Grandmother Bergman had been raised on a farm in Michigan and was sturdy and tall —I got my height from her Hugenot French, Dutch, English, and German ancestors. Her garden was filled with roses and camellias that always graced her tables at much-loved family meals. I can still picture her with a pitchfork in her hand turning over compost in the fruit orchard. Her pantry was filled with fruits and jellies she preserved. When we were small, there was no fence separating her backyard from the arboretum, and she often took us on special walks through it. Even after the fence was put up, a hole “emerged,” and she showed us how to crawl through it with her. Grammy taught us that the world was a beautiful and magical place, and the peacocks that spread their tails for us in her garden and brought their chicks to her back door convinced us that this was indeed true.
When I was six years old I went to stay with my father’s parents in San Francisco. What was supposed to have been a short visit expanded into a whole summer. My grandparents adored me, and I was probably glad not to have to share the attention of adults with my younger, demanding brother. My grandmother Mary Rita Inglis, who took the name Mae to avoid becoming “Mary Christ,” was delicate and tiny, much less than five feet tall. Though I would far surpass her in height, I inherited her Scots-Irish lightly freckled fair skin, strawberry blonde hair, blue-green eyes, and facial structure. She and I would get up early to drive my grandfather Irv to the train he took to work in the mornings. Afterwards we sometimes went to Lake Merced to see the ducks. Other mornings we went to the Pacific Ocean beach where my little grandmother removed her shoes and stockings to run with me in the sand.

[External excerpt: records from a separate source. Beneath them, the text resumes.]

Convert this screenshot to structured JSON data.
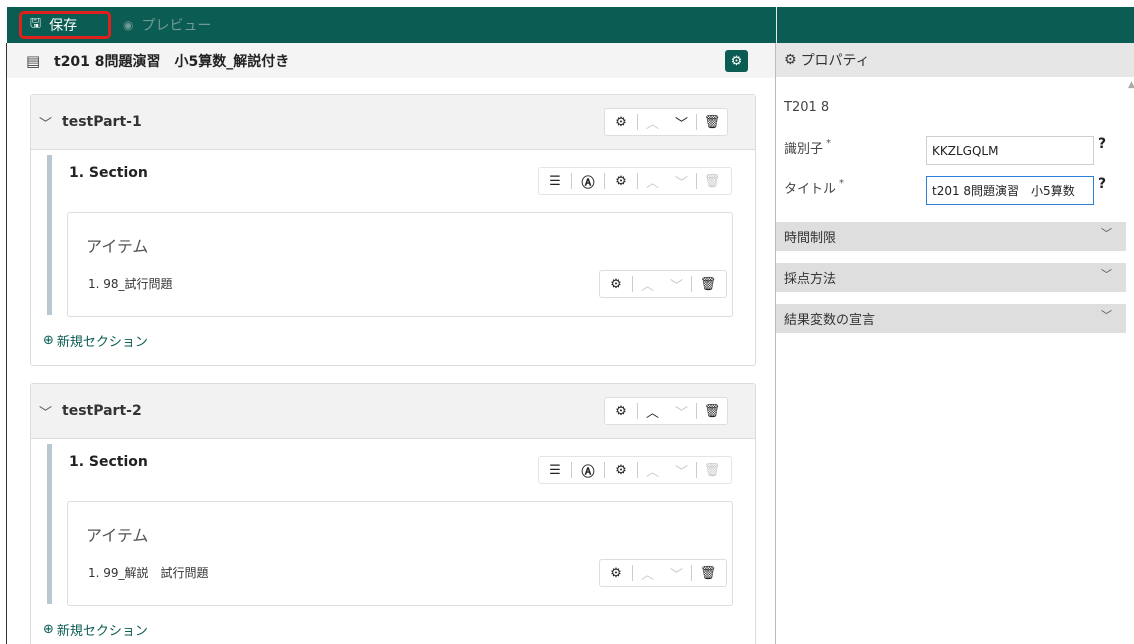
{
  "toolbar": {
    "save_label": "保存",
    "preview_label": "プレビュー"
  },
  "editor": {
    "title": "t201 8問題演習　小5算数_解説付き"
  },
  "test_parts": [
    {
      "name": "testPart-1",
      "section_title": "1. Section",
      "items_label": "アイテム",
      "item_name": "1. 98_試行問題",
      "new_section_label": "新規セクション"
    },
    {
      "name": "testPart-2",
      "section_title": "1. Section",
      "items_label": "アイテム",
      "item_name": "1. 99_解説　試行問題",
      "new_section_label": "新規セクション"
    }
  ],
  "properties": {
    "header": "プロパティ",
    "test_id": "T201 8",
    "identifier_label": "識別子",
    "identifier_value": "KKZLGQLM",
    "title_label": "タイトル",
    "title_value": "t201 8問題演習　小5算数",
    "required_mark": "*",
    "help_mark": "?",
    "sections": [
      "時間制限",
      "採点方法",
      "結果変数の宣言"
    ]
  },
  "colors": {
    "brand": "#0b5c52",
    "highlight": "#e0201c"
  }
}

Usually we also stopped at the local Catholic Church where my Nannie lit a candle in a blue glass vase for Uncle Bobby who was away in the Korean war. We sat together in the still dark church while she prayed the rosary on her lavender faceted beads. She spoke often of the blessed Virgin. I delighted in her love of life and absorbed her faith without the need of many words.
My grandmothers taught me to love life and to trust that the great power of the universe loves us.
*Excerpted from the draft of a book I am writing with Judith Plaskow, Goddess and God in the World.
Carol P. Christ is running in the Greek national elections on the Green Party ticket. She has worked with Friends of Green Lesbos and WWF-Greece to protect wetlands in Lesbos and with Lesvos Go Green on recycling. Her books include She Who Changes and Rebirth of the Goddess and the widely used anthologies Womanspirit Rising and Weaving the Visions. One of her great joys is leading Goddess Pilgrimages to Crete through Ariadne Institute.